Instructions for the task ::
Go through the records line by line and work out how many lines hold the word "деньги". Answer with the number only.

Data for review ::
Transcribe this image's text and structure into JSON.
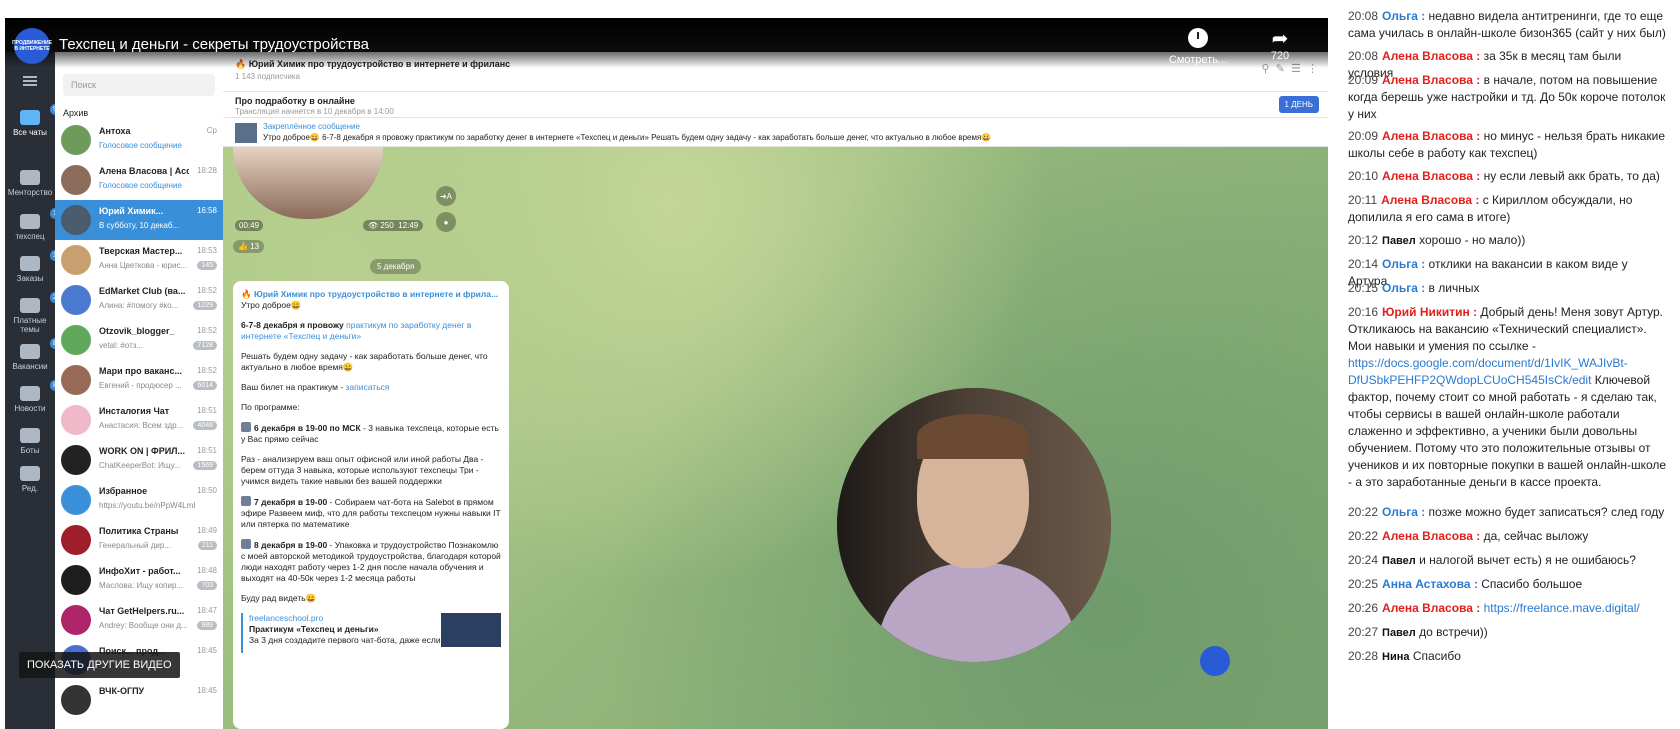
{
  "player": {
    "channel_logo_text": "ПРОДВИЖЕНИЕ В ИНТЕРНЕТЕ",
    "title": "Техспец и деньги - секреты трудоустройства",
    "watch_later_label": "Смотреть...",
    "quality": "720",
    "show_more_label": "ПОКАЗАТЬ ДРУГИЕ ВИДЕО"
  },
  "telegram": {
    "rail": [
      {
        "label": "Все чаты",
        "badge": "99+"
      },
      {
        "label": "Менторство",
        "badge": ""
      },
      {
        "label": "техспец",
        "badge": "1"
      },
      {
        "label": "Заказы",
        "badge": "1"
      },
      {
        "label": "Платные темы",
        "badge": "2"
      },
      {
        "label": "Вакансии",
        "badge": "8"
      },
      {
        "label": "Новости",
        "badge": "8"
      },
      {
        "label": "Боты",
        "badge": ""
      },
      {
        "label": "Ред.",
        "badge": ""
      }
    ],
    "search_placeholder": "Поиск",
    "archive_label": "Архив",
    "chats": [
      {
        "name": "Антоха",
        "time": "Ср",
        "preview": "Голосовое сообщение",
        "count": "",
        "color": "#6e9a5a"
      },
      {
        "name": "Алена Власова | Асс...",
        "time": "18:28",
        "preview": "Голосовое сообщение",
        "count": "",
        "color": "#8b6b5a"
      },
      {
        "name": "Юрий Химик...",
        "time": "16:58",
        "preview": "В субботу, 10 декаб...",
        "count": "",
        "color": "#4a5b6e"
      },
      {
        "name": "Тверская Мастер...",
        "time": "18:53",
        "preview": "Анна Цветкова - юрис...",
        "count": "145",
        "color": "#c8a070"
      },
      {
        "name": "EdMarket Club (ва...",
        "time": "18:52",
        "preview": "Алина: #помогу #ко...",
        "count": "1229",
        "color": "#4a7bd0"
      },
      {
        "name": "Otzovik_blogger_",
        "time": "18:52",
        "preview": "vetal: #отз...",
        "count": "7128",
        "color": "#5fa85a"
      },
      {
        "name": "Мари про ваканс...",
        "time": "18:52",
        "preview": "Евгений - продюсер ...",
        "count": "6014",
        "color": "#9a6a58"
      },
      {
        "name": "Инсталогия Чат",
        "time": "18:51",
        "preview": "Анастасия: Всем здр...",
        "count": "4048",
        "color": "#f0b8c8"
      },
      {
        "name": "WORK ON | ФРИЛ...",
        "time": "18:51",
        "preview": "ChatKeeperBot: Ищу...",
        "count": "1569",
        "color": "#222222"
      },
      {
        "name": "Избранное",
        "time": "18:50",
        "preview": "https://youtu.be/nPpW4LmE...",
        "count": "",
        "color": "#3a8fd9"
      },
      {
        "name": "Политика Страны",
        "time": "18:49",
        "preview": "Генеральный дир...",
        "count": "211",
        "color": "#a01e2a"
      },
      {
        "name": "ИнфоХит - работ...",
        "time": "18:48",
        "preview": "Маслова: Ищу копир...",
        "count": "703",
        "color": "#1e1e1e"
      },
      {
        "name": "Чат GetHelpers.ru...",
        "time": "18:47",
        "preview": "Andrey: Вообще они д...",
        "count": "989",
        "color": "#b0246a"
      },
      {
        "name": "Поиск... прод...",
        "time": "18:45",
        "preview": "...ов доступно)",
        "count": "",
        "color": "#4a6fd0"
      },
      {
        "name": "ВЧК-ОГПУ",
        "time": "18:45",
        "preview": "",
        "count": "",
        "color": "#333333"
      }
    ],
    "channel": {
      "name": "🔥 Юрий Химик про трудоустройство в интернете и фриланс",
      "subscribers": "1 143 подписчика"
    },
    "stream": {
      "title": "Про подработку в онлайне",
      "subtitle": "Трансляция начнется в 10 декабря в 14:00",
      "button": "1 ДЕНЬ"
    },
    "pinned": {
      "label": "Закреплённое сообщение",
      "text": "Утро доброе😀 6-7-8 декабря я провожу практикум по заработку денег в интернете «Техспец и деньги» Решать будем одну задачу - как заработать больше денег, что актуально в любое время😀"
    },
    "video_note": {
      "duration": "00:49",
      "views": "250",
      "time": "12:49",
      "reactions": "13"
    },
    "date_divider": "5 декабря",
    "message": {
      "header": "🔥 Юрий Химик про трудоустройство в интернете и фрила...",
      "greeting": "Утро доброе😀",
      "intro_bold": "6-7-8 декабря я провожу",
      "intro_link": "практикум по заработку денег в интернете «Техспец и деньги»",
      "task": "Решать будем одну задачу - как заработать больше денег, что актуально в любое время😀",
      "ticket_text": "Ваш билет на практикум -",
      "ticket_link": "записаться",
      "program": "По программе:",
      "day1_bold": "6 декабря в 19-00 по МСК",
      "day1_text": "- 3 навыка техспеца, которые есть у Вас прямо сейчас",
      "day1_list": "Раз - анализируем ваш опыт офисной или иной работы Два - берем оттуда 3 навыка, которые используют техспецы Три - учимся видеть такие навыки без вашей поддержки",
      "day2_bold": "7 декабря в 19-00",
      "day2_text": "- Собираем чат-бота на Salebot в прямом эфире Развеем миф, что для работы техспецом нужны навыки IT или пятерка по математике",
      "day3_bold": "8 декабря в 19-00",
      "day3_text": "- Упаковка и трудоустройство Познакомлю с моей авторской методикой трудоустройства, благодаря которой люди находят работу через 1-2 дня после начала обучения и выходят на 40-50к через 1-2 месяца работы",
      "closing": "Буду рад видеть😀",
      "preview_site": "freelanceschool.pro",
      "preview_title": "Практикум «Техспец и деньги»",
      "preview_text": "За 3 дня создадите первого чат-бота, даже если"
    }
  },
  "live_chat": [
    {
      "time": "20:08",
      "author": "Ольга",
      "sep": ":",
      "color": "blue",
      "text": "недавно видела антитренинги, где то еще сама училась в онлайн-школе бизон365 (сайт у них был)"
    },
    {
      "time": "20:08",
      "author": "Алена Власова",
      "sep": ":",
      "color": "red",
      "text": "за 35к в месяц там были условия"
    },
    {
      "time": "20:09",
      "author": "Алена Власова",
      "sep": ":",
      "color": "red",
      "text": "в начале, потом на повышение когда берешь уже настройки и тд. До 50к короче потолок у них"
    },
    {
      "time": "20:09",
      "author": "Алена Власова",
      "sep": ":",
      "color": "red",
      "text": "но минус - нельзя брать никакие школы себе в работу как техспец)"
    },
    {
      "time": "20:10",
      "author": "Алена Власова",
      "sep": ":",
      "color": "red",
      "text": "ну если левый акк брать, то да)"
    },
    {
      "time": "20:11",
      "author": "Алена Власова",
      "sep": ":",
      "color": "red",
      "text": "с Кириллом обсуждали, но допилила я его сама в итоге)"
    },
    {
      "time": "20:12",
      "author": "Павел",
      "sep": "",
      "color": "black",
      "text": "хорошо - но мало))"
    },
    {
      "time": "20:14",
      "author": "Ольга",
      "sep": ":",
      "color": "blue",
      "text": "отклики на вакансии в каком виде у Артура"
    },
    {
      "time": "20:15",
      "author": "Ольга",
      "sep": ":",
      "color": "blue",
      "text": "в личных"
    },
    {
      "time": "20:16",
      "author": "Юрий Никитин",
      "sep": ":",
      "color": "red",
      "text": "Добрый день! Меня зовут Артур. Откликаюсь на вакансию «Технический специалист». Мои навыки и умения по ссылке -",
      "link": "https://docs.google.com/document/d/1IvIK_WAJIvBt-DfUSbkPEHFP2QWdopLCUoCH545IsCk/edit",
      "text2": "Ключевой фактор, почему стоит со мной работать - я сделаю так, чтобы сервисы в вашей онлайн-школе работали слаженно и эффективно, а ученики были довольны обучением. Потому что это положительные отзывы от учеников и их повторные покупки в вашей онлайн-школе - а это заработанные деньги в кассе проекта."
    },
    {
      "time": "20:22",
      "author": "Ольга",
      "sep": ":",
      "color": "blue",
      "text": "позже можно будет записаться? след году"
    },
    {
      "time": "20:22",
      "author": "Алена Власова",
      "sep": ":",
      "color": "red",
      "text": "да, сейчас выложу"
    },
    {
      "time": "20:24",
      "author": "Павел",
      "sep": "",
      "color": "black",
      "text": "и налогой вычет есть) я не ошибаюсь?"
    },
    {
      "time": "20:25",
      "author": "Анна Астахова",
      "sep": ":",
      "color": "blue",
      "text": "Спасибо большое"
    },
    {
      "time": "20:26",
      "author": "Алена Власова",
      "sep": ":",
      "color": "red",
      "text": "",
      "link": "https://freelance.mave.digital/"
    },
    {
      "time": "20:27",
      "author": "Павел",
      "sep": "",
      "color": "black",
      "text": "до встречи))"
    },
    {
      "time": "20:28",
      "author": "Нина",
      "sep": "",
      "color": "black",
      "text": "Спасибо"
    }
  ]
}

Result of the task ::
5